Thanksgiving 2010 will be a day that I will remember for the rest of my life I’m sure. We started June 2010 with six 1-day old turkey poults, and on November 23rd, 2010 we had three fully grown turkeys in the backyard. On November 24th Adam and Corey harvested our big tom, Tom the Turkey, for Thanksgiving dinner on the 25th. Tom was an impressive turkey in his last days, albeit rather annoying. He reminded me of a cranky old man as he gobbled fiercly at any passing car, barking dog, ambulance siren, and any other slight noise that entered within his range of hearing. Adam and Corey did a wonderful job of killing him quickly and humanely, and after Tom was all dressed for dinner we weighed him to find out that he was 36.6 pounds! A full 20 pounds bigger than any turkey I’ve ever cooked before!

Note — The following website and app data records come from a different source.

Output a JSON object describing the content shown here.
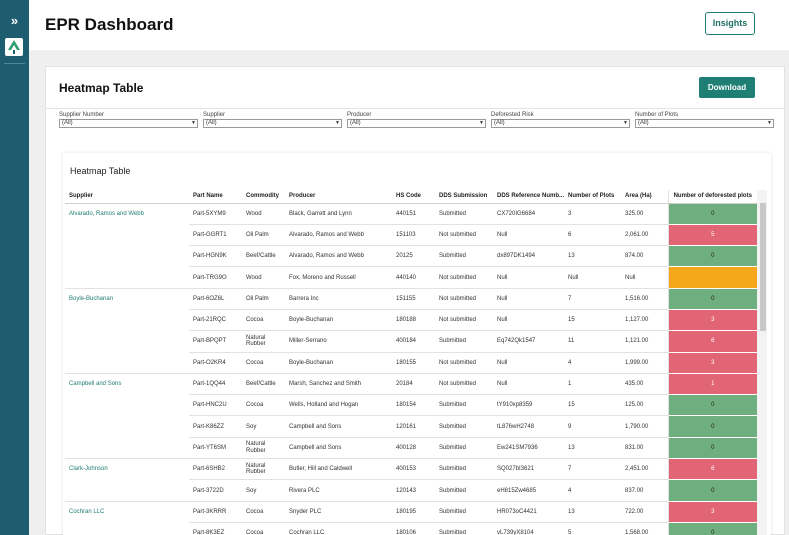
{
  "app": {
    "title": "EPR Dashboard",
    "insights_label": "Insights"
  },
  "panel": {
    "title": "Heatmap Table",
    "download_label": "Download"
  },
  "filters": [
    {
      "label": "Supplier Number",
      "value": "(All)"
    },
    {
      "label": "Supplier",
      "value": "(All)"
    },
    {
      "label": "Producer",
      "value": "(All)"
    },
    {
      "label": "Deforested Risk",
      "value": "(All)"
    },
    {
      "label": "Number of Plots",
      "value": "(All)"
    }
  ],
  "table": {
    "title": "Heatmap Table",
    "columns": [
      "Supplier",
      "Part Name",
      "Commodity",
      "Producer",
      "HS Code",
      "DDS Submission",
      "DDS Reference Numb...",
      "Number of Plots",
      "Area (Ha)",
      "Number of deforested plots"
    ],
    "rows": [
      {
        "supplier": "Alvarado, Ramos and Webb",
        "part": "Part-5XYM9",
        "commodity": "Wood",
        "producer": "Black, Garrett and Lynn",
        "hs": "440151",
        "dds": "Submitted",
        "ref": "CX720IG6684",
        "plots": "3",
        "area": "325.00",
        "deforested": "0",
        "level": "low"
      },
      {
        "supplier": "",
        "part": "Part-GGRT1",
        "commodity": "Oil Palm",
        "producer": "Alvarado, Ramos and Webb",
        "hs": "151103",
        "dds": "Not submitted",
        "ref": "Null",
        "plots": "6",
        "area": "2,061.00",
        "deforested": "5",
        "level": "high"
      },
      {
        "supplier": "",
        "part": "Part-HGN9K",
        "commodity": "Beef/Cattle",
        "producer": "Alvarado, Ramos and Webb",
        "hs": "20125",
        "dds": "Submitted",
        "ref": "dx897DK1494",
        "plots": "13",
        "area": "874.00",
        "deforested": "0",
        "level": "low"
      },
      {
        "supplier": "",
        "part": "Part-TRG9O",
        "commodity": "Wood",
        "producer": "Fox, Moreno and Russell",
        "hs": "440140",
        "dds": "Not submitted",
        "ref": "Null",
        "plots": "Null",
        "area": "Null",
        "deforested": "",
        "level": "null"
      },
      {
        "supplier": "Boyle-Buchanan",
        "part": "Part-6OZ6L",
        "commodity": "Oil Palm",
        "producer": "Barrera Inc",
        "hs": "151155",
        "dds": "Not submitted",
        "ref": "Null",
        "plots": "7",
        "area": "1,516.00",
        "deforested": "0",
        "level": "low"
      },
      {
        "supplier": "",
        "part": "Part-21RQC",
        "commodity": "Cocoa",
        "producer": "Boyle-Buchanan",
        "hs": "180188",
        "dds": "Not submitted",
        "ref": "Null",
        "plots": "15",
        "area": "1,127.00",
        "deforested": "3",
        "level": "high"
      },
      {
        "supplier": "",
        "part": "Part-BPQPT",
        "commodity": "Natural Rubber",
        "producer": "Miller-Serrano",
        "hs": "400184",
        "dds": "Submitted",
        "ref": "Eq742Qk1547",
        "plots": "11",
        "area": "1,121.00",
        "deforested": "6",
        "level": "high"
      },
      {
        "supplier": "",
        "part": "Part-O2KR4",
        "commodity": "Cocoa",
        "producer": "Boyle-Buchanan",
        "hs": "180155",
        "dds": "Not submitted",
        "ref": "Null",
        "plots": "4",
        "area": "1,999.00",
        "deforested": "3",
        "level": "high"
      },
      {
        "supplier": "Campbell and Sons",
        "part": "Part-1QQ44",
        "commodity": "Beef/Cattle",
        "producer": "Marsh, Sanchez and Smith",
        "hs": "20184",
        "dds": "Not submitted",
        "ref": "Null",
        "plots": "1",
        "area": "435.00",
        "deforested": "1",
        "level": "high"
      },
      {
        "supplier": "",
        "part": "Part-HNC2U",
        "commodity": "Cocoa",
        "producer": "Wells, Holland and Hogan",
        "hs": "180154",
        "dds": "Submitted",
        "ref": "tY910xp8359",
        "plots": "15",
        "area": "125.00",
        "deforested": "0",
        "level": "low"
      },
      {
        "supplier": "",
        "part": "Part-K86ZZ",
        "commodity": "Soy",
        "producer": "Campbell and Sons",
        "hs": "120161",
        "dds": "Submitted",
        "ref": "tL876wH2748",
        "plots": "9",
        "area": "1,790.00",
        "deforested": "0",
        "level": "low"
      },
      {
        "supplier": "",
        "part": "Part-YT6SM",
        "commodity": "Natural Rubber",
        "producer": "Campbell and Sons",
        "hs": "400128",
        "dds": "Submitted",
        "ref": "Ew241SM7936",
        "plots": "13",
        "area": "831.00",
        "deforested": "0",
        "level": "low"
      },
      {
        "supplier": "Clark-Johnson",
        "part": "Part-6SHB2",
        "commodity": "Natural Rubber",
        "producer": "Butler, Hill and Caldwell",
        "hs": "400153",
        "dds": "Submitted",
        "ref": "SQ027bI3621",
        "plots": "7",
        "area": "2,451.00",
        "deforested": "6",
        "level": "high"
      },
      {
        "supplier": "",
        "part": "Part-3722D",
        "commodity": "Soy",
        "producer": "Rivera PLC",
        "hs": "120143",
        "dds": "Submitted",
        "ref": "eH815Zw4685",
        "plots": "4",
        "area": "837.00",
        "deforested": "0",
        "level": "low"
      },
      {
        "supplier": "Cochran LLC",
        "part": "Part-3KRRR",
        "commodity": "Cocoa",
        "producer": "Snyder PLC",
        "hs": "180195",
        "dds": "Submitted",
        "ref": "HR073oC4421",
        "plots": "13",
        "area": "722.00",
        "deforested": "3",
        "level": "high"
      },
      {
        "supplier": "",
        "part": "Part-8K3EZ",
        "commodity": "Cocoa",
        "producer": "Cochran LLC",
        "hs": "180106",
        "dds": "Submitted",
        "ref": "vL739yX8104",
        "plots": "5",
        "area": "1,568.00",
        "deforested": "0",
        "level": "low"
      }
    ]
  },
  "colors": {
    "rail": "#1e5d70",
    "accent": "#1f7f74",
    "heat_low": "#6fae7e",
    "heat_high": "#e26575",
    "heat_null": "#f6a81a"
  },
  "icons": {
    "expand": "double-chevron-right-icon",
    "logo": "app-logo-icon",
    "dropdown": "caret-down-icon"
  }
}
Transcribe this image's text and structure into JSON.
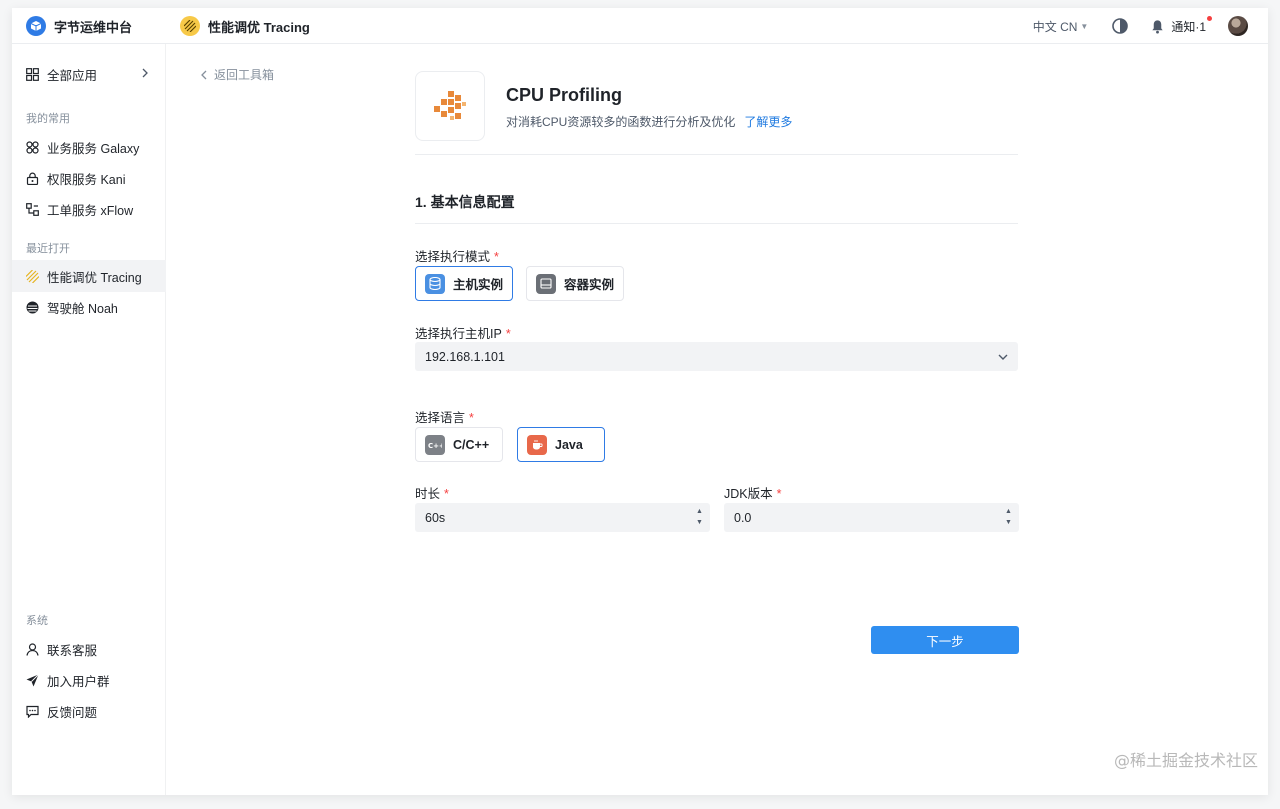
{
  "brand": {
    "name": "字节运维中台"
  },
  "app": {
    "title": "性能调优 Tracing"
  },
  "topbar": {
    "language": "中文 CN",
    "notifications": "通知·1"
  },
  "sidebar": {
    "all_apps": "全部应用",
    "favorites_title": "我的常用",
    "favorites": [
      {
        "label": "业务服务 Galaxy",
        "icon": "cluster-icon"
      },
      {
        "label": "权限服务 Kani",
        "icon": "lock-icon"
      },
      {
        "label": "工单服务 xFlow",
        "icon": "flow-icon"
      }
    ],
    "recent_title": "最近打开",
    "recent": [
      {
        "label": "性能调优 Tracing",
        "icon": "tracing-icon",
        "active": true
      },
      {
        "label": "驾驶舱 Noah",
        "icon": "noah-icon",
        "active": false
      }
    ],
    "system_title": "系统",
    "system": [
      {
        "label": "联系客服",
        "icon": "user-icon"
      },
      {
        "label": "加入用户群",
        "icon": "send-icon"
      },
      {
        "label": "反馈问题",
        "icon": "message-icon"
      }
    ]
  },
  "main": {
    "back": "返回工具箱",
    "title": "CPU Profiling",
    "description": "对消耗CPU资源较多的函数进行分析及优化",
    "learn_more": "了解更多",
    "section_title": "1. 基本信息配置",
    "mode": {
      "label": "选择执行模式",
      "options": [
        {
          "label": "主机实例",
          "icon": "database-icon",
          "selected": true
        },
        {
          "label": "容器实例",
          "icon": "container-icon",
          "selected": false
        }
      ]
    },
    "host_ip": {
      "label": "选择执行主机IP",
      "value": "192.168.1.101"
    },
    "language": {
      "label": "选择语言",
      "options": [
        {
          "label": "C/C++",
          "icon": "cpp-icon",
          "selected": false
        },
        {
          "label": "Java",
          "icon": "java-icon",
          "selected": true
        }
      ]
    },
    "duration": {
      "label": "时长",
      "value": "60s"
    },
    "jdk": {
      "label": "JDK版本",
      "value": "0.0"
    },
    "next": "下一步",
    "required_mark": "*"
  },
  "watermark": "@稀土掘金技术社区",
  "colors": {
    "primary": "#2f8ef0",
    "required": "#f53f3f",
    "accent_orange": "#e8893a"
  }
}
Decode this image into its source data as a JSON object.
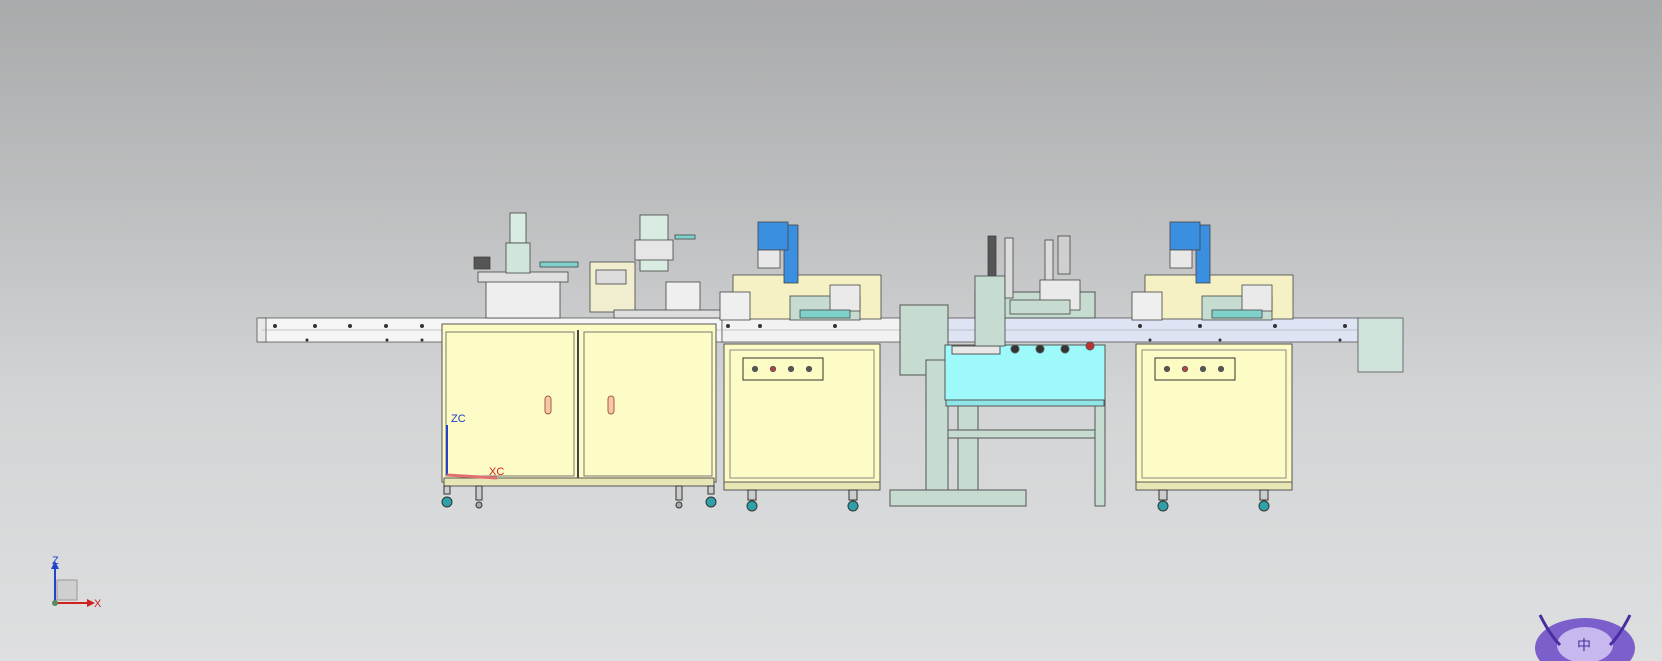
{
  "viewport": {
    "colors": {
      "cabinet": "#fdfbc4",
      "conveyor": "#f4f4f4",
      "conveyor_tinted": "#dde3f4",
      "frame_green": "#c6dcd0",
      "actuator_blue": "#3b8fe0",
      "panel_cyan": "#9ef9fa",
      "caster_teal": "#2ea1a8",
      "z_axis": "#2244cc",
      "x_axis": "#d02020"
    }
  },
  "work_csys": {
    "zc_label": "ZC",
    "xc_label": "XC"
  },
  "view_triad": {
    "z_label": "Z",
    "x_label": "X"
  },
  "watermark": {
    "text": "中"
  }
}
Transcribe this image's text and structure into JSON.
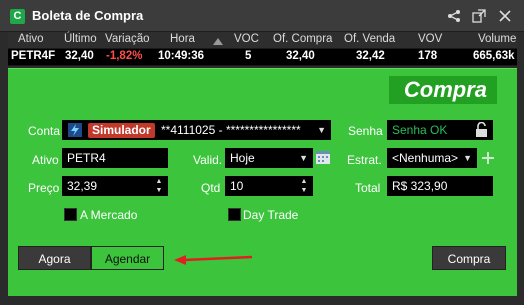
{
  "window": {
    "title": "Boleta de Compra",
    "app_icon": "C"
  },
  "quote": {
    "headers": [
      "Ativo",
      "Último",
      "Variação",
      "Hora",
      "",
      "VOC",
      "Of. Compra",
      "Of. Venda",
      "VOV",
      "Volume"
    ],
    "values": [
      "PETR4F",
      "32,40",
      "-1,82%",
      "10:49:36",
      "",
      "5",
      "32,40",
      "32,42",
      "178",
      "665,63k"
    ],
    "negative_color": "#ff4d4d"
  },
  "banner": {
    "label": "Compra"
  },
  "form": {
    "conta_label": "Conta",
    "conta_badge": "Simulador",
    "conta_value": "**4111025 - ****************",
    "senha_label": "Senha",
    "senha_value": "Senha OK",
    "ativo_label": "Ativo",
    "ativo_value": "PETR4",
    "valid_label": "Valid.",
    "valid_value": "Hoje",
    "estrat_label": "Estrat.",
    "estrat_value": "<Nenhuma>",
    "preco_label": "Preço",
    "preco_value": "32,39",
    "qtd_label": "Qtd",
    "qtd_value": "10",
    "total_label": "Total",
    "total_value": "R$ 323,90",
    "a_mercado_label": "A Mercado",
    "day_trade_label": "Day Trade"
  },
  "buttons": {
    "agora": "Agora",
    "agendar": "Agendar",
    "compra": "Compra"
  },
  "colors": {
    "green": "#3cc43c",
    "dark_green": "#22a022",
    "accent_red": "#e02020"
  }
}
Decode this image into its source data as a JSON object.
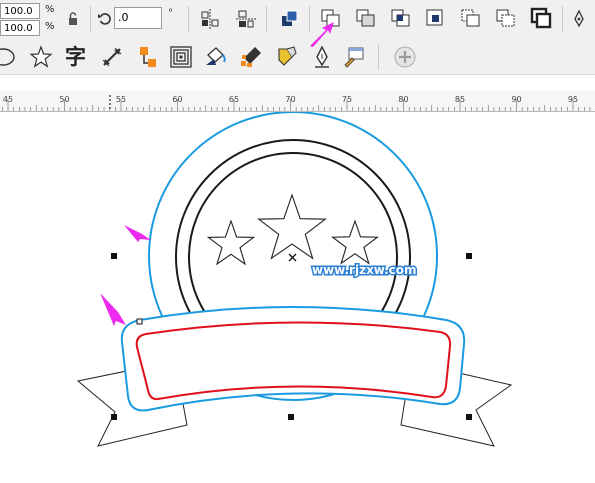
{
  "property_bar": {
    "scale_x_value": "100.0",
    "scale_y_value": "100.0",
    "scale_unit": "%",
    "rotation_value": ".0",
    "rotation_unit": "°"
  },
  "ruler": {
    "labels": [
      "45",
      "50",
      "55",
      "60",
      "65",
      "70",
      "75",
      "80",
      "85",
      "90",
      "95"
    ]
  },
  "canvas": {
    "watermark": "www.rjzxw.com"
  },
  "colors": {
    "outer_circle": "#1a9be0",
    "ribbon_outline": "#1a9be0",
    "ribbon_inner": "#e0101a",
    "arrow": "#ee2aee",
    "stroke_dark": "#1a1a1a"
  }
}
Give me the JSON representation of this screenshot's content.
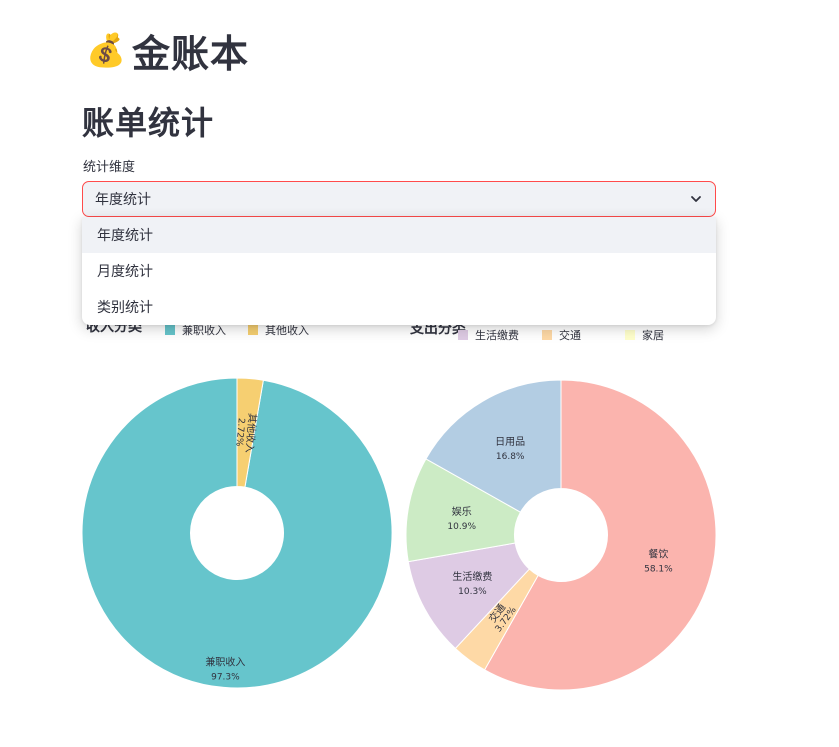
{
  "app": {
    "icon": "money-bag-icon",
    "icon_glyph": "💰",
    "title": "金账本"
  },
  "page": {
    "title": "账单统计"
  },
  "select": {
    "label": "统计维度",
    "value": "年度统计",
    "options": [
      "年度统计",
      "月度统计",
      "类别统计"
    ],
    "accent_color": "#ff4b4b"
  },
  "income_chart": {
    "legend_title": "收入分类",
    "legend_items": [
      {
        "name": "兼职收入",
        "color": "#66c5cc"
      },
      {
        "name": "其他收入",
        "color": "#f6cf71"
      }
    ]
  },
  "expense_chart": {
    "legend_title": "支出分类",
    "legend_items": [
      {
        "name": "生活缴费",
        "color": "#decbe4"
      },
      {
        "name": "交通",
        "color": "#fed9a6"
      },
      {
        "name": "家居",
        "color": "#ffffcc"
      }
    ]
  },
  "chart_data": [
    {
      "type": "pie",
      "hole": 0.3,
      "slices": [
        {
          "label": "兼职收入",
          "value": 97.3,
          "pct_text": "97.3%",
          "color": "#66c5cc"
        },
        {
          "label": "其他收入",
          "value": 2.72,
          "pct_text": "2.72%",
          "color": "#f6cf71"
        }
      ]
    },
    {
      "type": "pie",
      "hole": 0.3,
      "slices": [
        {
          "label": "餐饮",
          "value": 58.1,
          "pct_text": "58.1%",
          "color": "#fbb4ae"
        },
        {
          "label": "交通",
          "value": 3.72,
          "pct_text": "3.72%",
          "color": "#fed9a6"
        },
        {
          "label": "生活缴费",
          "value": 10.3,
          "pct_text": "10.3%",
          "color": "#decbe4"
        },
        {
          "label": "娱乐",
          "value": 10.9,
          "pct_text": "10.9%",
          "color": "#ccebc5"
        },
        {
          "label": "日用品",
          "value": 16.8,
          "pct_text": "16.8%",
          "color": "#b3cde3"
        }
      ]
    }
  ]
}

As you can see, the turkey almost didn’t fit into the biggest roasting pan available at the grocery store! I went with the Martha Stewart method of cooking the turkey, dressing the breast with a full piece of cheesecloth soaked in two sticks of melted butter. I also rubbed a mix of parsley/thyme/oregano/salt/pepper under and on top of the skin, and tied the legs together with butcher’s twine. The turkey was roasted at 475 degrees for 1 hour, and then 350 degrees for another 5 1/2 hours. Once the turkey was done it had to rest for about 50 minutes, which gave me plenty of time to make gravy from the mass of drippings that came off of this giant bird.
Soon came the moment of truth. We had a wonderful spread of completely gluten-free and primal fare including roasted sweet potatoes, made-from-scratch green bean casserole, gluten-free stuffing, broccoli with made-from-scratch cheese sauce, gravy, and of course turkey. At that point, we all loaded our plates up, and got to try Tom the Turkey for the first time. Drumroll please….
He was delicious! I’ve honestly never tasted poultry quite like this at all. The breast meat was fork-tender, even melt-in-your-mouth amazing. The taste was very good as well, like good poultry, but the texture of the meat was what amazed me the most! The simple fact that I ate white meat without gravy is a feat in itself! I did then pour gravy over most of my food, which made it even better, but the meat was so moist and tender it didn’t actually need it.
One reason Tom was so delicious is because we accidentaly timed the raising of the turkeys perfectly! According to what Adam and I have read, turkeys are best for harvest at about 22 weeks, which is when they have grown to full size and have started putting on fat but haven’t yet gotten tough. They did eat a lot of regular old “flock raiser” turkey food, but got to wander through the whole backyard nearly every day eating bugs and ate copious amounts of vegetable scraps as well.
We still have to harvest the two hens (female turkeys), but overall, raising them has been a great experience. If you’ve got the space and inclination to raise a turkey or three, and have the stomach to harvest them yourself (thank you Adam and Corey!), I highly recommend having a 100% fresh turkey for Thanksgiving. I can think of no better way to learn appreciation for the food that you eat than to raise and care for it yourself before lovingly preparing it for your family and close friends.
Happy Thanksgiving everyone, I hope you had as much to be thankful for this year as I did!